  • McDowell, A., Zarrouk, S. J., & Clarke, R. (2016). Modelling viscous fingering during reinjection in geothermal reservoirs. Geothermics, 64, 220-234. 10.1016/j.geothermics.2016.06.003
    Other University of Auckland co-authors: Sadiq Zarrouk
  • Lee, T. C., Long, D. S., & Clarke, R. J. (2016). Effect of endothelial glycocalyx layer redistribution upon microvessel poroelastohydrodynamics. Journal of Fluid Mechanics, 798, 812-852. 10.1017/jfm.2016.337
    Other University of Auckland co-authors: Tet Chuan Lee
  • Sumets, P., Cater, J., Long, D., & Clarke, R. J. (2015). A boundary-integral representation for biphasic mixture theory, with application to the post-capillary glycocalyx. Proceedings of the Royal Society London A, 471 (2179).10.1098/rspa.2014.0955
    Other University of Auckland co-authors: John Cater
  • Clarke, R. J., Bachtiar, V., Lee, T. C., Cater, J. E., & Minton, J. (2015). Response of a fluid-immersed microcantilever close to a deformable body. Journal of Applied Physics, 117 (9), 094501-1-094501-12. 10.1063/1.4913602
    URL: http://hdl.handle.net/2292/26036
    Other University of Auckland co-authors: John Cater, Tet Chuan Lee
  • Clarke, R. J. (2015). Transport in the Microbiome. In S. Becker, A. Kuznetsov (Eds.) Heat Transfer and Fluid Flow in Biological Processes (pp. 157-187). Springer. 10.1016/B978-0-12-408077-5.00006-7
  • Levy, B., Friedrich, H., Cater, J. E., Clarke, R. J., & Denier, J. P. (2014). The impact of twine/mesh ratio on the flow dynamics through a porous cylinder. Experiments in Fluids, 55 (10).10.1007/s00348-014-1829-y
    URL: http://hdl.handle.net/2292/23301
    Other University of Auckland co-authors: Heide Friedrich, John Cater

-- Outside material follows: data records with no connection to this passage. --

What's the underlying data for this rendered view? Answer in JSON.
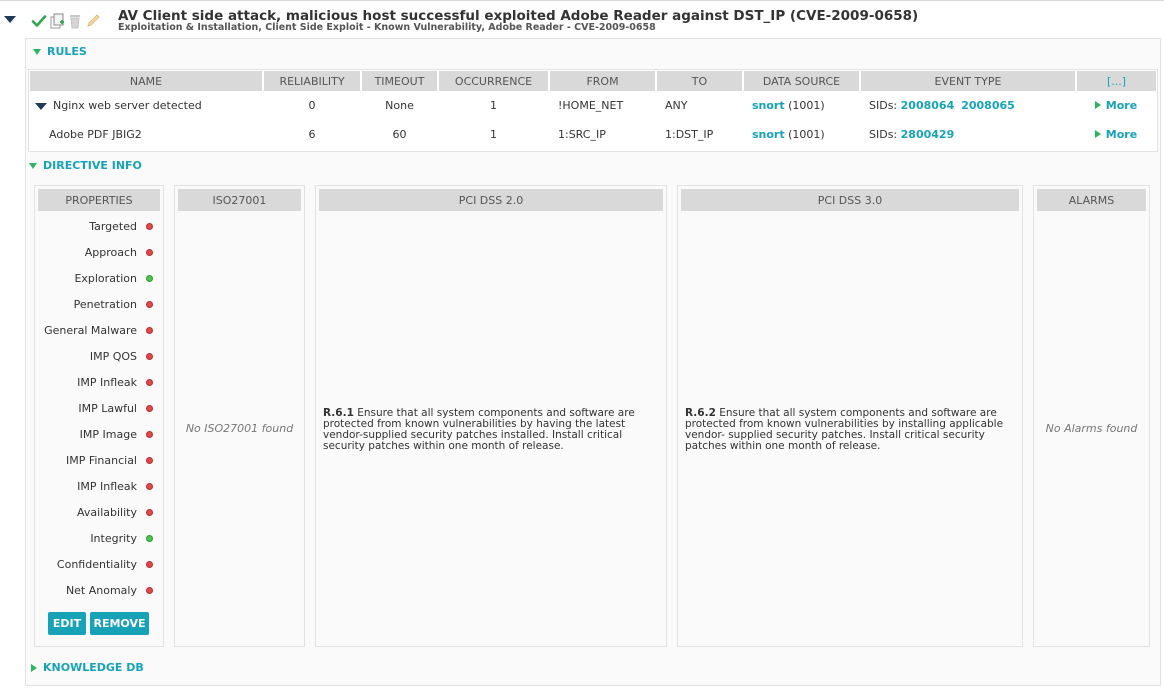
{
  "directive": {
    "title": "AV Client side attack, malicious host successful exploited Adobe Reader against DST_IP (CVE-2009-0658)",
    "subtitle": "Exploitation & Installation, Client Side Exploit - Known Vulnerability, Adobe Reader - CVE-2009-0658"
  },
  "toolbar": {
    "icons": [
      "check-icon",
      "copy-icon",
      "trash-icon",
      "pencil-icon"
    ]
  },
  "rules": {
    "label": "RULES",
    "columns": [
      "NAME",
      "RELIABILITY",
      "TIMEOUT",
      "OCCURRENCE",
      "FROM",
      "TO",
      "DATA SOURCE",
      "EVENT TYPE",
      "[...]"
    ],
    "rows": [
      {
        "name": "Nginx web server detected",
        "reliability": "0",
        "timeout": "None",
        "occurrence": "1",
        "from": "!HOME_NET",
        "to": "ANY",
        "ds_name": "snort",
        "ds_id": "(1001)",
        "sids_label": "SIDs:",
        "sids": [
          "2008064",
          "2008065"
        ],
        "more": "More"
      },
      {
        "name": "Adobe PDF JBIG2",
        "reliability": "6",
        "timeout": "60",
        "occurrence": "1",
        "from": "1:SRC_IP",
        "to": "1:DST_IP",
        "ds_name": "snort",
        "ds_id": "(1001)",
        "sids_label": "SIDs:",
        "sids": [
          "2800429"
        ],
        "more": "More"
      }
    ]
  },
  "directive_info": {
    "label": "DIRECTIVE INFO",
    "properties": {
      "header": "PROPERTIES",
      "items": [
        {
          "label": "Targeted",
          "status": "off"
        },
        {
          "label": "Approach",
          "status": "off"
        },
        {
          "label": "Exploration",
          "status": "on"
        },
        {
          "label": "Penetration",
          "status": "off"
        },
        {
          "label": "General Malware",
          "status": "off"
        },
        {
          "label": "IMP QOS",
          "status": "off"
        },
        {
          "label": "IMP Infleak",
          "status": "off"
        },
        {
          "label": "IMP Lawful",
          "status": "off"
        },
        {
          "label": "IMP Image",
          "status": "off"
        },
        {
          "label": "IMP Financial",
          "status": "off"
        },
        {
          "label": "IMP Infleak",
          "status": "off"
        },
        {
          "label": "Availability",
          "status": "off"
        },
        {
          "label": "Integrity",
          "status": "on"
        },
        {
          "label": "Confidentiality",
          "status": "off"
        },
        {
          "label": "Net Anomaly",
          "status": "off"
        }
      ],
      "edit_label": "EDIT",
      "remove_label": "REMOVE"
    },
    "iso": {
      "header": "ISO27001",
      "empty": "No ISO27001 found"
    },
    "pci2": {
      "header": "PCI DSS 2.0",
      "code": "R.6.1",
      "text": "Ensure that all system components and software are protected from known vulnerabilities by having the latest vendor-supplied security patches installed. Install critical security patches within one month of release."
    },
    "pci3": {
      "header": "PCI DSS 3.0",
      "code": "R.6.2",
      "text": "Ensure that all system components and software are protected from known vulnerabilities by installing applicable vendor- supplied security patches. Install critical security patches within one month of release."
    },
    "alarms": {
      "header": "ALARMS",
      "empty": "No Alarms found"
    }
  },
  "knowledge": {
    "label": "KNOWLEDGE DB"
  },
  "colors": {
    "accent": "#17a2b8",
    "ok": "#4fc24f",
    "bad": "#e04848",
    "header_bg": "#d9d9d9"
  }
}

Identifiers

Contact details

Primary location

UNISERVICES HOUSE - Bldg 439
Level 3, Room 311
70 SYMONDS ST
AUCKLAND 1010
New Zealand

Web links